Repeat the data exactly, please.

'''

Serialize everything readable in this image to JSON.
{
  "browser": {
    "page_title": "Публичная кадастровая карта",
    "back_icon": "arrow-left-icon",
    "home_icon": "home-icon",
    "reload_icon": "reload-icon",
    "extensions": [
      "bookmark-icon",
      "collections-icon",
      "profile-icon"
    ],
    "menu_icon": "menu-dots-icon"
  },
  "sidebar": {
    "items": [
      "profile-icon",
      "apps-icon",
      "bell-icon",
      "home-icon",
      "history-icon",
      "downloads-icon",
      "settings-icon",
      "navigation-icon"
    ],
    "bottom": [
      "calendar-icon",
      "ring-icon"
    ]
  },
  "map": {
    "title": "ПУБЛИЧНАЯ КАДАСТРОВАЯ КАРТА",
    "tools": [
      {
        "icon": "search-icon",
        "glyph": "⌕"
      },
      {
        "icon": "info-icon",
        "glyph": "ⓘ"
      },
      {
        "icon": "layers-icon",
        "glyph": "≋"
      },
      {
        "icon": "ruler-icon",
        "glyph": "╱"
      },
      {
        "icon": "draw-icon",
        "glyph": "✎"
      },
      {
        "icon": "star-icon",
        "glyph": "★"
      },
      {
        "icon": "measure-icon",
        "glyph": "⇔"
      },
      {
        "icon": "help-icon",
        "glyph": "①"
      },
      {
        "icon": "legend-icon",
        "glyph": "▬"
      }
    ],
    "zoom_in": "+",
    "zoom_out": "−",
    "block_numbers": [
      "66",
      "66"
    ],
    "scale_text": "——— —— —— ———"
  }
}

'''

WRITTEN REPLY:
Serialize everything readable in this image to JSON.
{
  "browser": {
    "page_title": "Публичная кадастровая карта",
    "back_icon": "arrow-left-icon",
    "home_icon": "home-icon",
    "reload_icon": "reload-icon",
    "extensions": [
      "bookmark-icon",
      "collections-icon",
      "profile-icon"
    ],
    "menu_icon": "menu-dots-icon"
  },
  "sidebar": {
    "items": [
      "profile-icon",
      "apps-icon",
      "bell-icon",
      "home-icon",
      "history-icon",
      "downloads-icon",
      "settings-icon",
      "navigation-icon"
    ],
    "bottom": [
      "calendar-icon",
      "ring-icon"
    ]
  },
  "map": {
    "title": "ПУБЛИЧНАЯ КАДАСТРОВАЯ КАРТА",
    "tools": [
      {
        "icon": "search-icon",
        "glyph": "⌕"
      },
      {
        "icon": "info-icon",
        "glyph": "ⓘ"
      },
      {
        "icon": "layers-icon",
        "glyph": "≋"
      },
      {
        "icon": "ruler-icon",
        "glyph": "╱"
      },
      {
        "icon": "draw-icon",
        "glyph": "✎"
      },
      {
        "icon": "star-icon",
        "glyph": "★"
      },
      {
        "icon": "measure-icon",
        "glyph": "⇔"
      },
      {
        "icon": "help-icon",
        "glyph": "①"
      },
      {
        "icon": "legend-icon",
        "glyph": "▬"
      }
    ],
    "zoom_in": "+",
    "zoom_out": "−",
    "block_numbers": [
      "66",
      "66"
    ],
    "scale_text": "——— —— —— ———"
  }
}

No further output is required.